This is where host-based/IP-based blocking would be useful to allow us to block communication through processes we want to give access to the network (e.g. our web browser) but which we don’t want to be used. Using my example of trying to block Windows telemetry would be easier if I could block any Microsoft hosts in GlassWire.
GlassWire is functioning as a firewall utilizing the “Windows Firewall with Advanced Security API”. It is normal for Windows firewall software to do this to varying extents. Glasswire is a firewall even if all the firewall functions aren’t performed using its program code. So there is no need to change their website. But a clearer explanation of how it works would be useful to more technical users.
The same situation occurs with anti-virus software which now use Windows APIs. Anti-virus software is still anti-virus even if all anti-virus functions aren’t performed by their program code.
The technical explanation is that the Windows Advanced Firewall (old name) or Windows Defender Firewall (new name) is actually performing the blocking when GlassWire uses the API.
As of today I have taken it one step further. Using BITS ( Start-BitsTransfer) I was able to download a file from my NAS (It could be any device, cloud or server - since BITS supports authentication) without any issues or detections. Using Start-BitsTransfer in Asynchronous mode complicates the problem further, since a file transfer will be initiated as a background process and will even persist between reboots without the involvement of the initial executing chain. You can see the transfer taking place in Glasswire,but no alarm or attention is raised. What complicates things even further is the fact that BITS can be initiated remotely as well - which I didn’t try.
I posted this earlier in the thread, but in case you missed it Microsoft and GlassWire both have processes for reporting bugs. Here is another link to our bug bounty program where we pay money for bugs and you can see Microsoft does the same. You can then get paid for your hard work while getting the bug fixed.
If you feel this is a real issue please file a detailed report with steps on how to do what you claim so we and Microsoft can both improve in the future.
Thanks for your feedback.
i guess glasswire is useless against hecklers and virases ? they surely know how to use this glasswire bypass/exploit to download files undetected. in tis case glasswire provides false sense of security. glasswire does not help against hecklers and vid.
Are you having an issue with “hecklers and virases”? If so please let me know the details so I can help.
We use the Windows Firewall API for blocking.
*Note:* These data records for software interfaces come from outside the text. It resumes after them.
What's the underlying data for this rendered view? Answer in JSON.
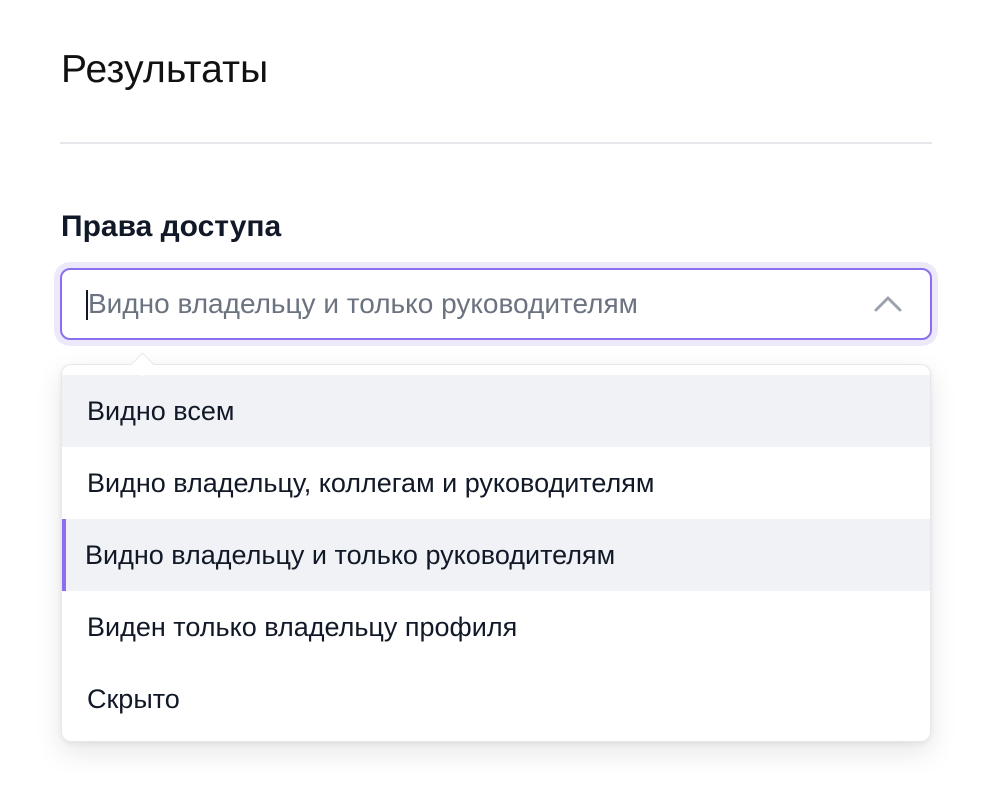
{
  "section": {
    "title": "Результаты"
  },
  "access_field": {
    "label": "Права доступа",
    "placeholder": "Видно владельцу и только руководителям",
    "value": "",
    "expanded": true,
    "chevron_icon": "chevron-up-icon"
  },
  "dropdown": {
    "options": [
      {
        "label": "Видно всем",
        "state": "hovered"
      },
      {
        "label": "Видно владельцу, коллегам и руководителям",
        "state": "default"
      },
      {
        "label": "Видно владельцу и только руководителям",
        "state": "selected"
      },
      {
        "label": "Виден только владельцу профиля",
        "state": "default"
      },
      {
        "label": "Скрыто",
        "state": "default"
      }
    ]
  },
  "colors": {
    "accent": "#8b6ff0",
    "focus_ring": "#ede9fb",
    "highlight_bg": "#f1f2f6",
    "text": "#111827",
    "placeholder": "#6b7280",
    "divider": "#e5e7eb"
  }
}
This API is created by Microsoft itself and it’s in use by over a billion Windows users world-wide, so we trust this API for use with our firewall.
The API created by Microsoft has no known exploits/bypasses that I know of, but the Windows Bug Bounty program is here Microsoft Bounty Programs | MSRC.
If you feel we have implemented the API incorrectly somehow, our own bug bounty program is here: HackerOne
Thanks for your feedback.